New Delhi: There was a jump of 98 per cent in data traffic in India during 2013, generated by 2G and 3G services.
According to the MBit Index study by Nokia Solutions and Networks, an annual report on mobile broadband performance in India, 3G data traffic leapt by 146 per cent, surpassing the world average that is roughly doubling every year. 2G data traffic continues to stabilize, growing by 59 per cent over the same period.
Mobile data traffic generated by 3G services more than doubled in India in 2013, a rate much higher than growth seen in other parts of the world where mobile broadband data is expanding at 100 per cent on average.
This trend is in line with NSN’s Technology Vision 2020 that mobile networks will need to be readied to profitably deliver one gigabyte of personalized data per user per day by 2020.
NSN’s MBit Index also shows that 3G users continue to consume more data on average than 2G users. In December 2013, a 3G user consumed 532 megabyte of data compared to 146 megabyte consumption over 2G. In some of the major urban centers the average data consumption per user is as high as one gigabyte per month, indicating the rising popularity and uptake of 3G across India.

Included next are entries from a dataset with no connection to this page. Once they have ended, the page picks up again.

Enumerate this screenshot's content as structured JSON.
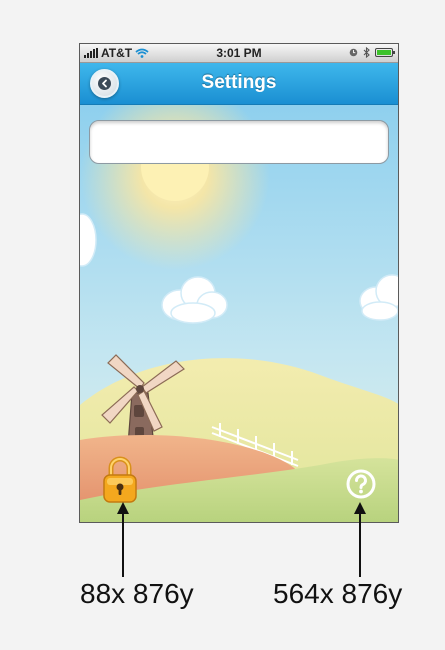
{
  "status_bar": {
    "carrier": "AT&T",
    "time": "3:01 PM"
  },
  "nav": {
    "title": "Settings",
    "back_icon": "chevron-left-icon"
  },
  "settings": {
    "text_field_value": ""
  },
  "controls": {
    "lock_icon": "padlock-icon",
    "help_icon": "question-mark-icon"
  },
  "annotations": {
    "lock_coordinate": "88x 876y",
    "help_coordinate": "564x 876y"
  },
  "colors": {
    "nav_bar": "#1a9be0",
    "sky": "#a9d8ee",
    "hill": "#c5d98a",
    "path": "#e9a27a",
    "lock": "#f4a81e"
  }
}
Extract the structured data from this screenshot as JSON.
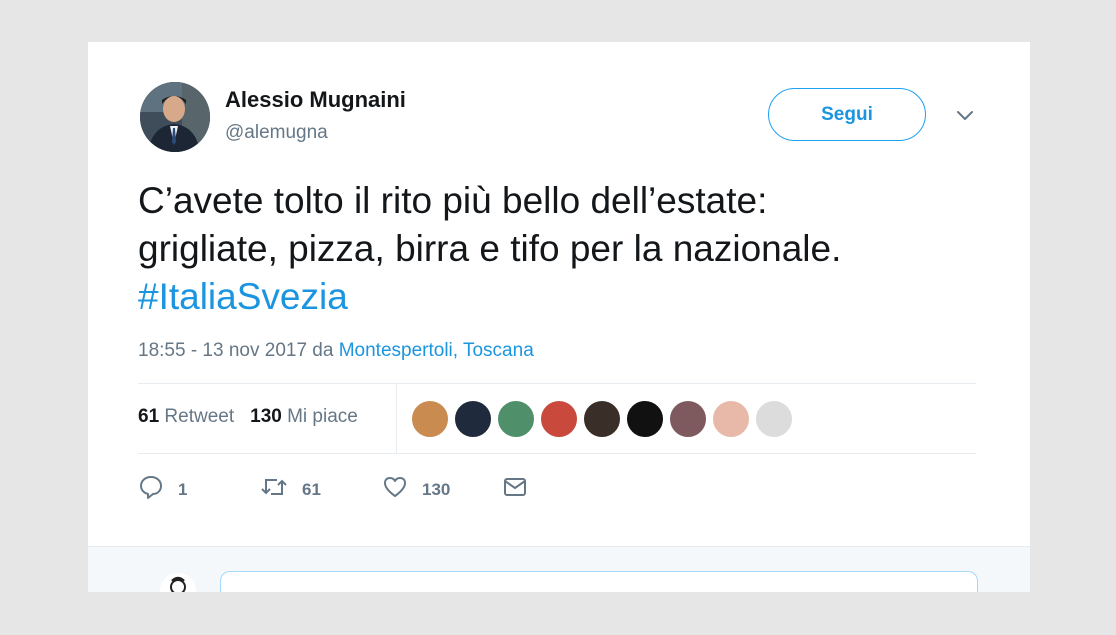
{
  "tweet": {
    "author_name": "Alessio Mugnaini",
    "author_handle": "@alemugna",
    "follow_label": "Segui",
    "text_line1": "C’avete tolto il rito più bello dell’estate:",
    "text_line2": "grigliate, pizza, birra e tifo per la nazionale.",
    "hashtag": "#ItaliaSvezia",
    "timestamp": "18:55 - 13 nov 2017 da ",
    "location": "Montespertoli, Toscana"
  },
  "stats": {
    "retweets_count": "61",
    "retweets_label": "Retweet",
    "likes_count": "130",
    "likes_label": "Mi piace"
  },
  "likers": [
    {
      "color": "#c98b4f"
    },
    {
      "color": "#1f2a3c"
    },
    {
      "color": "#4f8f6a"
    },
    {
      "color": "#c94a3c"
    },
    {
      "color": "#3a2f28"
    },
    {
      "color": "#111111"
    },
    {
      "color": "#7e5a5f"
    },
    {
      "color": "#e8b9a8"
    },
    {
      "color": "#dcdcdc"
    }
  ],
  "actions": {
    "reply_count": "1",
    "retweet_count": "61",
    "like_count": "130"
  },
  "icons": [
    "chevron-down-icon",
    "reply-icon",
    "retweet-icon",
    "heart-icon",
    "mail-icon"
  ],
  "colors": {
    "accent": "#1da1f2",
    "link": "#1b95e0",
    "text": "#14171a",
    "muted": "#657786"
  }
}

In addition, premium tariff reductions in 3G services in early 2013 led to an increased migration of high end 2G customers to 3G.

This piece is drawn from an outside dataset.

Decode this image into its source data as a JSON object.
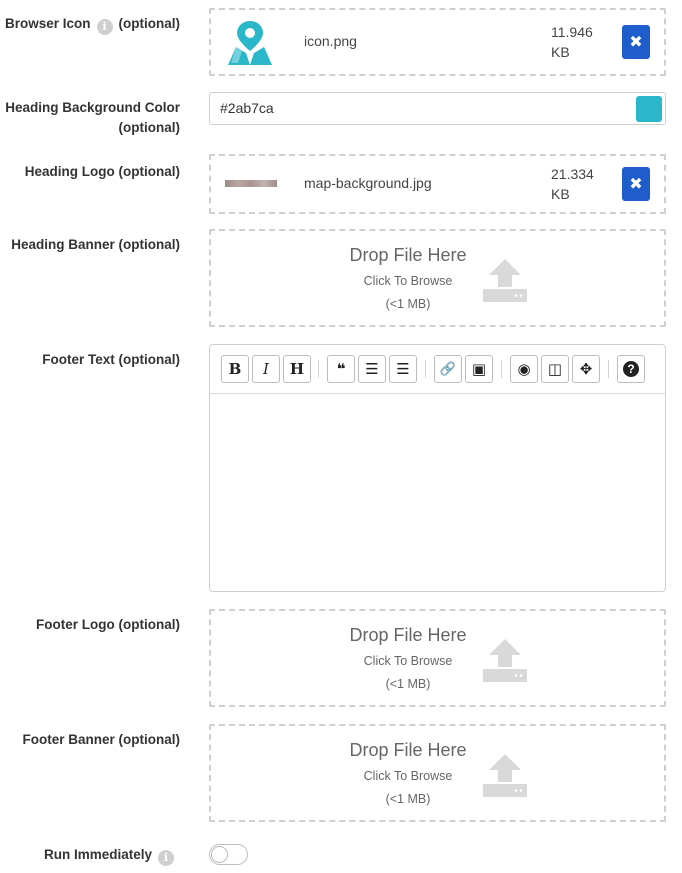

The Telecom Regulatory Authority of India (TRAI) has divided the market into 23 service areas referred to as “circles” (roughly in line with the country’s 28 states). The circles are further divided into four categories: “metro” circles covering four major cities, “Category A” circles for regions with other large cities, “Category B” circles covering regions with smaller towns, and “Category C” circles for rural areas.
Analysis by circles shows that category A is the highest contributor of 3G in India, driving half of all mobile data in the country. 3G mobile data consumption grew by a record of 185 per cent in 2013, a remarkable increase considering that these circles had registered the highest 3G payload the year before. In category B, 3G data payload surpassed that of metros with 3G now accounting for 31 per cent of the total traffic. Both categories indicate a big demand of high- speed services, giving operators a huge opportunity to offer superior connectivity to their customers.
However, further research in ‘Top 50’ cities in all category circles reveals that 3G coverage in India is still limited and requires focused investments to achieve the data performance users demand. In category A for instance, the analysis of the leading 50 cities where 3G has been launched shows that additional 10 per cent to 15 per cent 3G sites are needed to match the existing 2G coverage. In category B there is a gap of 15 per cent to 20 per cent sites. Moreover, there are still some cities among the top 50 where 3G has not yet been launched. On average, 20- 25 per cent additional sites are needed to cover the cities that are not yet covered in category A and B.
“India is recording mobile broadband data growth figures higher than most other markets,” said NSN India Head Sandeep Girotra. “With the recent spectrum auctions paving the way for acceleration of mobile broadband penetration in the country, there is great opportunity for India to create a world-class infrastructure and improve the lives of millions of Indians. This can be achieved through a wider 3G rollout as well as through selected introduction of LTE technologies and the modernization of existing GSM networks.”